Sales and marketing have used big data and predicative analytics to drive customer engagements for as long as big data and predicative analytics have been around. And the opportunities become even greater when paired with e-commerce. The combination of the three creates an exciting ability to deliver exactly the right product, to the right customer, at the right time. By knowing what a customer buys, where they go, how they react, what they say, and what their friends and cohort are buying, marketers can excite customers with a product that is likely to delight them.

Or it may creep them out. 

When a company appears to knows more about a consumer than the consumer thinks appropriate, the result is distrust, not delight. When a company guesses exactly what someone might want, at the moment they want it, there's a natural tendency to feel spied upon.

This feeling persists even in environments where consumers regularly give away information. In the consumer's mind, it breaks the sense of reciprocity that is at the heart of all social transactions. Consumers understand the quid pro quo of advertising. They expect to see targeted ads on Facebook in return for getting access to Facebook’s features. But when it comes out of the blue from a retailer, it is natural to feel taken advantage of.

Repeat After Me: Transparency, Reciprocity, Permission

It isn't hard to be less creepy. All it takes is transparency, reciprocity and permission. 


Be up front about where the information that is driving the sale originated. Let the e-commerce experience extend the typical social proof message of “Other people like you might like this” into “and we know this because you clicked on some ads about it.” 

When giving a recommendation, tell the consumer the data's sources. Did some data come from Facebook because they said it was alright to do so on Feb. 12, 2011? Tell them. At least they know where the data was mined.


Give consumers something in order to use their data in the first place. Offering a coupon or some other inducement in order to use (not just acquire) information, not only makes the sale more attractive, but makes it clear that you are giving them something in return for their information. Don’t assume the recommendation is valuable enough. Consumers know that their information is valuable — even using it needs some remuneration.
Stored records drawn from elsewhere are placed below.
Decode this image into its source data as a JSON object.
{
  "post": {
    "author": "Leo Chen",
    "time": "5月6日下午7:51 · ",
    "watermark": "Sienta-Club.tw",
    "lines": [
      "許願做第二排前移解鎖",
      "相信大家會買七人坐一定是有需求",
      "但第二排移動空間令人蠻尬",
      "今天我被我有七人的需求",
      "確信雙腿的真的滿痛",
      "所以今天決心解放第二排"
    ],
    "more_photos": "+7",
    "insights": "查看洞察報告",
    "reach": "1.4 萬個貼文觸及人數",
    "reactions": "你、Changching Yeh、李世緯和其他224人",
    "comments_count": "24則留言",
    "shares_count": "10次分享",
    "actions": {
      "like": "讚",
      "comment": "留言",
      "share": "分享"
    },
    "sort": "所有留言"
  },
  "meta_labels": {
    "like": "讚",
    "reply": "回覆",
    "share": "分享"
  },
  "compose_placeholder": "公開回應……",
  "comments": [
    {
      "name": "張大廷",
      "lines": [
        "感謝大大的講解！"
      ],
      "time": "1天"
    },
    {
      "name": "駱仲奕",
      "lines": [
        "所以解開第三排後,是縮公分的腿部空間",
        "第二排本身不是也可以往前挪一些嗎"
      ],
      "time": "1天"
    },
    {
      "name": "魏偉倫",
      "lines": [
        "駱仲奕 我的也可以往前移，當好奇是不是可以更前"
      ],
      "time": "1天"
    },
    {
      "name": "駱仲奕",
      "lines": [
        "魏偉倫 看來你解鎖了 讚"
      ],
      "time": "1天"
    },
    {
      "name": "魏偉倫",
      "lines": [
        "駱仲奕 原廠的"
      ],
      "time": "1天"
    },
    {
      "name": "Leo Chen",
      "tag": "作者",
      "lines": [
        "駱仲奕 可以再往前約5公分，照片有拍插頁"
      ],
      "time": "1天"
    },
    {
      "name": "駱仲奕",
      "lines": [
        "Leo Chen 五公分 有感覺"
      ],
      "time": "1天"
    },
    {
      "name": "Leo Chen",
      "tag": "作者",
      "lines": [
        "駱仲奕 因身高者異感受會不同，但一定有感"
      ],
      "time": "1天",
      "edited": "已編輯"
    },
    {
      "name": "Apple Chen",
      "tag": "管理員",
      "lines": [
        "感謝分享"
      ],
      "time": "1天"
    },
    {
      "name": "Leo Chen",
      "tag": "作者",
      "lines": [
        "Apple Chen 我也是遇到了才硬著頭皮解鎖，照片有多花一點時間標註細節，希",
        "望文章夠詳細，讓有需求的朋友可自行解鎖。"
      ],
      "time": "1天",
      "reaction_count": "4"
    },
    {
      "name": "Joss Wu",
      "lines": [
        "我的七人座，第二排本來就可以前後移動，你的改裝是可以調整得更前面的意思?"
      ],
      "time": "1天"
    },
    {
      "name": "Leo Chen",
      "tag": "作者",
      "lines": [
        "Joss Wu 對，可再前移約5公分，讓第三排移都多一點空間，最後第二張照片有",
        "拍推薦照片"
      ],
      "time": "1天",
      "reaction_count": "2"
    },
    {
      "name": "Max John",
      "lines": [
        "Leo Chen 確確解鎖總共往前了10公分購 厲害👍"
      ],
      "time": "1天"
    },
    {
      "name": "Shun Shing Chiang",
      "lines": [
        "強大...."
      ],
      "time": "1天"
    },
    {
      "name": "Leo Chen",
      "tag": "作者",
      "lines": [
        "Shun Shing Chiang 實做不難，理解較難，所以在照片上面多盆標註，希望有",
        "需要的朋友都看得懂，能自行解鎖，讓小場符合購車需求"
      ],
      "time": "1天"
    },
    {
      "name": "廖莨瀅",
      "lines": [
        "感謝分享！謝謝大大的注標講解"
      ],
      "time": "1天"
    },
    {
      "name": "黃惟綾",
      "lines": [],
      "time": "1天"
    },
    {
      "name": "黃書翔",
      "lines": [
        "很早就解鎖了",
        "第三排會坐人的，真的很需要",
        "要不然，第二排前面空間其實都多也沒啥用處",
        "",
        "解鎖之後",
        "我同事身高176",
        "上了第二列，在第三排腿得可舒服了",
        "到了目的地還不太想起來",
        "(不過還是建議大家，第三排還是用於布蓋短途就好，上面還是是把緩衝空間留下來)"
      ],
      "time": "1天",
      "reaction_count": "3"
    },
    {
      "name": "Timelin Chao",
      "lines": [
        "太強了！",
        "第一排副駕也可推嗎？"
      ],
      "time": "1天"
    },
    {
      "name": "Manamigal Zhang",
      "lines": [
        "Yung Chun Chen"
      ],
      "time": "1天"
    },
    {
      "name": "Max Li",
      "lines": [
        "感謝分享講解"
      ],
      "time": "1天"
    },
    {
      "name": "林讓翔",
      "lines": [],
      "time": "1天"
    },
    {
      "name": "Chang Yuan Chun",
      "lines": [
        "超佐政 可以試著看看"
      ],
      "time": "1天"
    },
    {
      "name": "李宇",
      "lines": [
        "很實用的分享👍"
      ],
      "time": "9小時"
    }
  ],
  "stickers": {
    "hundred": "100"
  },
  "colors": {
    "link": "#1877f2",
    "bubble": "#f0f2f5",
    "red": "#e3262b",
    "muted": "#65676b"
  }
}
Always get permission from the consumer to use data that has been collected about them. Always. Each time it is used. It is not enough to ask permission to gather it. Most people won’t remember when they gave that permission and certainly won’t remember what it was going to be used for. Worse yet, is when information comes from a third party or partner. Permission is powerful since it places them in control and in the right frame of mind. It’s also polite. Saying “May we access the information from your previous sales to give you a recommendation?” shows that the seller respects their customers enough to ask before using information they might consider private.

Honesty Pays

Unfortunately, most big corporations have a hard time embracing these values. It’s not in their corporate DNA. Most companies prefer secrecy for a host of reasons related to intellectual property and legal issues. There is also a tendency to focus on what is legal versus what is right in the eyes of the customer.  

None of that matters to consumers. Just because there is a legal right doesn’t make it right to do. An e-commerce system that appears honest and open with a customer about the use of big data — of their data especially — can enhance the relationship with a seller. It’s a not a technical issue. It’s a business choice that companies will have to make if they want to use predicative analytics and big data to sell products to customers.

Creative Commons Creative Commons Attribution 2.0 Generic License Title image by  The Wolf